Background: Radiotherapy for head and neck cancer results in severe and chronic salivary gland dysfunction in most individuals. This results in significant side effects including xerostomia, dysphagia, and malnutrition which are linked to significant reductions in patients' quality of life. Currently there are few xerostomia treatment approaches that provide long-term results without significant side effects. To address this problem we investigated the potential for post-therapeutic IGF-1 to reverse radiation-induced salivary gland dysfunction.Methods: FVB mice were treated with targeted head and neck radiation and significant reductions in salivary function were confirmed 3 days after treatment. On days 4-8 after radiation, one group of mice was injected intravenously with IGF-1 while a second group served as a vehicle control.
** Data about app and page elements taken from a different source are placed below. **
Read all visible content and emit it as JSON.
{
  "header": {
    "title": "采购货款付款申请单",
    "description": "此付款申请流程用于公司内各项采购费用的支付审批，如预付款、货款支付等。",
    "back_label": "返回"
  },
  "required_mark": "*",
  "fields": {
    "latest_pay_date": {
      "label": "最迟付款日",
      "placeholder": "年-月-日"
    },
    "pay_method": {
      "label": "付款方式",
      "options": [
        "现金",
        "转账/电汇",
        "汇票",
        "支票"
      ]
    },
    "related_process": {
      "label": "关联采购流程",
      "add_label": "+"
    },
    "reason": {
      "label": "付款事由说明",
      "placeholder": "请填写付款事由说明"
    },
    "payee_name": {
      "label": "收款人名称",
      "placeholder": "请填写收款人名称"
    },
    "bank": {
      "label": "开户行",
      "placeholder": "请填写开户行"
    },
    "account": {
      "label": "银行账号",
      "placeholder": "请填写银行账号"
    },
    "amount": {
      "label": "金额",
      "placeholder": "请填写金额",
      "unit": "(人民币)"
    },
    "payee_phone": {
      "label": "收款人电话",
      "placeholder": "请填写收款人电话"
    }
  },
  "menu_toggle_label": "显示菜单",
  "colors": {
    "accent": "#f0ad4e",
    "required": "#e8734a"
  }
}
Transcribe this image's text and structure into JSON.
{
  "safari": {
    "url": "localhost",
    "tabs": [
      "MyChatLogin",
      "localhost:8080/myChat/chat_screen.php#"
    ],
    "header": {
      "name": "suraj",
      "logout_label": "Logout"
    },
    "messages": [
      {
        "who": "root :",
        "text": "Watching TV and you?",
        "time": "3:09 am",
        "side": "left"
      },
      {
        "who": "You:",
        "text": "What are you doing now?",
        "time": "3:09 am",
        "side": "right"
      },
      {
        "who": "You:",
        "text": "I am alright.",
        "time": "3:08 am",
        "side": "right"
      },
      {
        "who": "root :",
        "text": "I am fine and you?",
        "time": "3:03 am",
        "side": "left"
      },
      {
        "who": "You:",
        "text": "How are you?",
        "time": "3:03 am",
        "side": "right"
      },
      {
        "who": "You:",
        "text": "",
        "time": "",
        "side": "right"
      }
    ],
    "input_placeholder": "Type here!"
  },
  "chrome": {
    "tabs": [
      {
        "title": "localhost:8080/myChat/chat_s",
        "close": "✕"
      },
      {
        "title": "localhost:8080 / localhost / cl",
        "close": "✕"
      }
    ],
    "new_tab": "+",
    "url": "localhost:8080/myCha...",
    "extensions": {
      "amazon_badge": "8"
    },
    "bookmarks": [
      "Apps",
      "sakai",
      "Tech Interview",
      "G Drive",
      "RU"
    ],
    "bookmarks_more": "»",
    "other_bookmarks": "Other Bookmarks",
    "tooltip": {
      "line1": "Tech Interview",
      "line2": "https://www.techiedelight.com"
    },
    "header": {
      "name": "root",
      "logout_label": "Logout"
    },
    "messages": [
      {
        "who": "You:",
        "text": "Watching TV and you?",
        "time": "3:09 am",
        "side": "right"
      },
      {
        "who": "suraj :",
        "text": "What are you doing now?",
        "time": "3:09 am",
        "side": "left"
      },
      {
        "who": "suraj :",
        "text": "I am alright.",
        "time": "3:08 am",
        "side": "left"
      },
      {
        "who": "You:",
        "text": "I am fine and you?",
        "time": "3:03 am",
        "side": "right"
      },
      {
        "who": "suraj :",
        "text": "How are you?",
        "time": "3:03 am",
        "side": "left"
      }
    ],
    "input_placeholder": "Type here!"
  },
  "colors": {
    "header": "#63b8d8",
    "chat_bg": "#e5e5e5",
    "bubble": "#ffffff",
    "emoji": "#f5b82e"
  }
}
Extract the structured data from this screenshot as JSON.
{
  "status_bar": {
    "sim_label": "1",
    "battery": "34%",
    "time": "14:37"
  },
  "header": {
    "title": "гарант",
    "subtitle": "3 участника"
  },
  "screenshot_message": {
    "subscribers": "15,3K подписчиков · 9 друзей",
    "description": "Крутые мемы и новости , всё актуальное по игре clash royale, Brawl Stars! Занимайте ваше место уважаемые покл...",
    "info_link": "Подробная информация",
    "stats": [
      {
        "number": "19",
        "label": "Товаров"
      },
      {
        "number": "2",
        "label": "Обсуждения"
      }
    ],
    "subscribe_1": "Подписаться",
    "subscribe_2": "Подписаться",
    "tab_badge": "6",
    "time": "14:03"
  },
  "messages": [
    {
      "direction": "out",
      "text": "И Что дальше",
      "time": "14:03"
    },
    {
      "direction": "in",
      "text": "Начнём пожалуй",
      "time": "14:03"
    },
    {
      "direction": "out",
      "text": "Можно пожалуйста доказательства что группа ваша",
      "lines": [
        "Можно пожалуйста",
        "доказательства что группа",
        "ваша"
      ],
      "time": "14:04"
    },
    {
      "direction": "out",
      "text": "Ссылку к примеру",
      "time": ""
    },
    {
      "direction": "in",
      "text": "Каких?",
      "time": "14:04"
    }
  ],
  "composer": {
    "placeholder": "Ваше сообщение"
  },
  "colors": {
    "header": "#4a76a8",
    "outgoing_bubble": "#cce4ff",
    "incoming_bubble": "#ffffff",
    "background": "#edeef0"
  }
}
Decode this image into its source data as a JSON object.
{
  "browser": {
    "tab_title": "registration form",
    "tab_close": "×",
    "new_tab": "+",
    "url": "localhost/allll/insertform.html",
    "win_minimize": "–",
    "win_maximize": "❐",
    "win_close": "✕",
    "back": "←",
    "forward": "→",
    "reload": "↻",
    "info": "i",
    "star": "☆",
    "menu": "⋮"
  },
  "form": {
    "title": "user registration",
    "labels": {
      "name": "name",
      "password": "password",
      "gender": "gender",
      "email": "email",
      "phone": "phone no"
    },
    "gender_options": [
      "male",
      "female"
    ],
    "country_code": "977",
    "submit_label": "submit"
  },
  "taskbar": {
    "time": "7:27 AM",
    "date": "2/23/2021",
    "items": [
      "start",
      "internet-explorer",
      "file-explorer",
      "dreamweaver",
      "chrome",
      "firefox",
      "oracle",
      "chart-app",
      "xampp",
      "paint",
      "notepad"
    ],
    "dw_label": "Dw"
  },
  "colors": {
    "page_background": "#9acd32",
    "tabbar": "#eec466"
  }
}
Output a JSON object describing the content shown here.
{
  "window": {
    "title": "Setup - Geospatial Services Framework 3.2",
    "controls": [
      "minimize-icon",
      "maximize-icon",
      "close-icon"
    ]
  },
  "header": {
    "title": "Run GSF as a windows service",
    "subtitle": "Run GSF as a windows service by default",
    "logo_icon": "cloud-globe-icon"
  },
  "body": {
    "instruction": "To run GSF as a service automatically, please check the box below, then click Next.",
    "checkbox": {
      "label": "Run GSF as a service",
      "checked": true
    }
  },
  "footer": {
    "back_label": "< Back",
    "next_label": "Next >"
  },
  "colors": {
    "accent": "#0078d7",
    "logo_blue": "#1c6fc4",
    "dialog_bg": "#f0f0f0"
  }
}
Stimulated salivary flow rates were evaluated on days 30, 60, and 90 and histological analysis was performed on days 9, 30, 60, and 90.Results: Irradiated animals receiving vehicle injections have 40-50% reductions in stimulated salivary flow rates throughout the entire time course. Mice receiving injections of IGF-1 have improved stimulated salivary flow rates 30 days after treatment. By days 60-90, IGF-1 injected mice have restored salivary flow rates to unirradiated control mice levels. Parotid tissue sections were stained for amylase as an indicator of functioning acinar cells and significant reductions in total amylase area are detected in irradiated animals compared to unirradiated groups on all days. Post-therapeutic injections of IGF-1 results in increased amylase-positive acinar cell area and improved amylase secretion. Irradiated mice receiving IGF-1 show similar proliferation indices as untreated mice suggesting a return to tissue homeostasis.Conclusions: Post-therapeutic IGF-1 treatment restores salivary gland function potentially through normalization of cell proliferation and improved expression of amylase. These findings could aid in the rational design of therapy protocols or drugs for the treatment of radiation-induced salivary gland dysfunction in patients who have completed their anti-cancer therapies.
ASJC Scopus subject areas
- Cancer Research